Isis electricity grid hack
According to AGCS, cyber risk is a major and fast-growing threat to businesses with cyber-crime alone costing the global economy approximately US$445 bn a year
Utilities are vulnerable to cyber attacks and are
Utilities are vulnerable to cyber attacks and are especially vulnerable to SSL intrusions.

Which are the best and worst performing sectors in the US in terms of cyber vulnerability and/or safety?

The third annual BitSight Insights Industry Benchmark report has found that energy/utilities and health care rank behind finance, the federal government and even retail when it come to cyber safety.

Out of 10,000 organisations across six industries, the report notes a slight dip in the performance of energy and utility companies.

Scored out of 900 total points, the energy and utility sector ranks 652. The cyber safety ranking for the energy and utility sector in 2014 was 653.

Control systems in the energy and utility sector are particularly vulnerable, and as more control systems are connected to the Internet, this cyber vulnerability will increase.

The report cautions: “As this industry connects previously isolated control systems to the internet it becomes increasingly important that a focus on operational technology (OT) does not overshadow the importance of information technology (IT) related threats such as a malware infection that could shut down the power grid.”

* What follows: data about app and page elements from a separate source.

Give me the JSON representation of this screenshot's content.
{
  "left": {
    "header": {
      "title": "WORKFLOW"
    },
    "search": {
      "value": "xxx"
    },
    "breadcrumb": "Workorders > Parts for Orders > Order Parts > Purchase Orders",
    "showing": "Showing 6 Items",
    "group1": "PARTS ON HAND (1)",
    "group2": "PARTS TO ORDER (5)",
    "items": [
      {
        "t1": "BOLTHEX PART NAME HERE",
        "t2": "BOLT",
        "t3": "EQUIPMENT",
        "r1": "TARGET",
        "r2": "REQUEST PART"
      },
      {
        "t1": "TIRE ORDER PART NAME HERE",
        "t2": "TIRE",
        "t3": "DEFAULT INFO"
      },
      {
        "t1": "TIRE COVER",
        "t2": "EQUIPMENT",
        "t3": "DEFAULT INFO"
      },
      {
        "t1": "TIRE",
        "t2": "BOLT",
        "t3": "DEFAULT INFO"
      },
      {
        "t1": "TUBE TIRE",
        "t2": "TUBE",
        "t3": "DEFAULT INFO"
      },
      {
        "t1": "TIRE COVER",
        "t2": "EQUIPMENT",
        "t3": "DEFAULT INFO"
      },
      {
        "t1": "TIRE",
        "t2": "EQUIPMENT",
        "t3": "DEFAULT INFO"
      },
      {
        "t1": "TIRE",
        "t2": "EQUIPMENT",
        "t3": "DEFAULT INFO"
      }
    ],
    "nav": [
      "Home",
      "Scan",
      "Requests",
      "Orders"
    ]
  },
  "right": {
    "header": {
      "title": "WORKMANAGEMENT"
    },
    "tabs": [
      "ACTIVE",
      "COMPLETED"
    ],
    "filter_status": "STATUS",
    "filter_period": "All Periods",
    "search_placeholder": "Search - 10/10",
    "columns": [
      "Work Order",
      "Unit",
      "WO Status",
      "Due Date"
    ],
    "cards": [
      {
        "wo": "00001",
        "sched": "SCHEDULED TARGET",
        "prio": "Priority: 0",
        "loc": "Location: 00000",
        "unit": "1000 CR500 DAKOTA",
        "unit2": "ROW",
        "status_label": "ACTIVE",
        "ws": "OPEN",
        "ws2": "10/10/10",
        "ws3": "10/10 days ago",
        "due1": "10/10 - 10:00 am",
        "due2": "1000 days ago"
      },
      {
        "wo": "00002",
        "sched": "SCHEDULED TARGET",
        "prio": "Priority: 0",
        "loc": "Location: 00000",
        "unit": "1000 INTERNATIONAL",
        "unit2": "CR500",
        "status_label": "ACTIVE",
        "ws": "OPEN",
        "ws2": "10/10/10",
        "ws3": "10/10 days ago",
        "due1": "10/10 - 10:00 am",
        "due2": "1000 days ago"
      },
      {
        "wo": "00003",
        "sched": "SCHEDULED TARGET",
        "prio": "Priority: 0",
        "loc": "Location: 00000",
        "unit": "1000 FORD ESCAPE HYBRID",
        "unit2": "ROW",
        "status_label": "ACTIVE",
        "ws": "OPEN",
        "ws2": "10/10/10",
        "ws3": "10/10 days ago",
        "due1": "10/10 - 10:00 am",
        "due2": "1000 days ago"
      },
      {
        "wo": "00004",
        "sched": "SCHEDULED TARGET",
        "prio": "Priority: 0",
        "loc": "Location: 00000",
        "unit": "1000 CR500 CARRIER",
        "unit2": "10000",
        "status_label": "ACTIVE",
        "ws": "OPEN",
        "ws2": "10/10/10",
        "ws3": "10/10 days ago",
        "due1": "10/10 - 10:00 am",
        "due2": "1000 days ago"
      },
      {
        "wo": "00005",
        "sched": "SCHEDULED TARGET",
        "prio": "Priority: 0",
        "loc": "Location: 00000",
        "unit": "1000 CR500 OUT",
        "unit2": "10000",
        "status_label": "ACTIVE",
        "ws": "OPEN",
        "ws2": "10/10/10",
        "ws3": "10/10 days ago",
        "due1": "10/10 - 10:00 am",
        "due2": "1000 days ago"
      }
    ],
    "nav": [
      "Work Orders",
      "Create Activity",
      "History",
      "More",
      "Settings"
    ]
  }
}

According to the paper, Lloyd’s insurance company, along with researchers at Cambridge University, have “estimated potential losses from a cyber crime-induced blackout could hit US$1 trillion.”

The report continues: “Interestingly, in 2014, the Energy sector was the most targeted sub-sector of the nation’s critical infrastructure with 32% of incidents reported.”

According to the ICS-CERT Monitor: “Of the total number of incidents reported to ICS-CERT, roughly 55 percent involved advanced persistent threats (APT) or sophisticated actors. Other actor types included hacktivists, insider threats, and criminals.”

A particular cyber vulnerability highlighted by the report was that of SSL intrusion.  The report highlighted cyber vulnerabilities to Heartbleed, Freak and Poodle, with Freak and Poodle vulnerability being ranked at over 40% (see graphic).

Freak: (Factoring Attack on RSA-EXPORT Keys CVE-2015-0204) is a weakness in some implementations of SSL/TLS that may allow an attacker to decrypt secure communications between vulnerable clients and servers.

Poodle: A POODLE attack (which stands for "Padding Oracle On Downgraded Legacy Encryption") is a man-in-the-middle exploit which takes advantage of Internet and security software clients' fallback to SSL 3.0.

Says Stephen Boyer, CTO of BitSight: “There is no question that energy and utility systems are vulnerable and will be attacked.

"Organizations will never be able to protect against everything, but they need to continuously monitor their security posture in order to identify and mitigate issues before too much damage is done.

He adds: “Benchmarking can also serve as a key indicator of security performance, allowing an organization to better understand their own posture, as well as that of the third parties with which they share their data. Given recent headlines that illustrate this security gap, we must look beyond our own companies and focus attention on those that access our information.”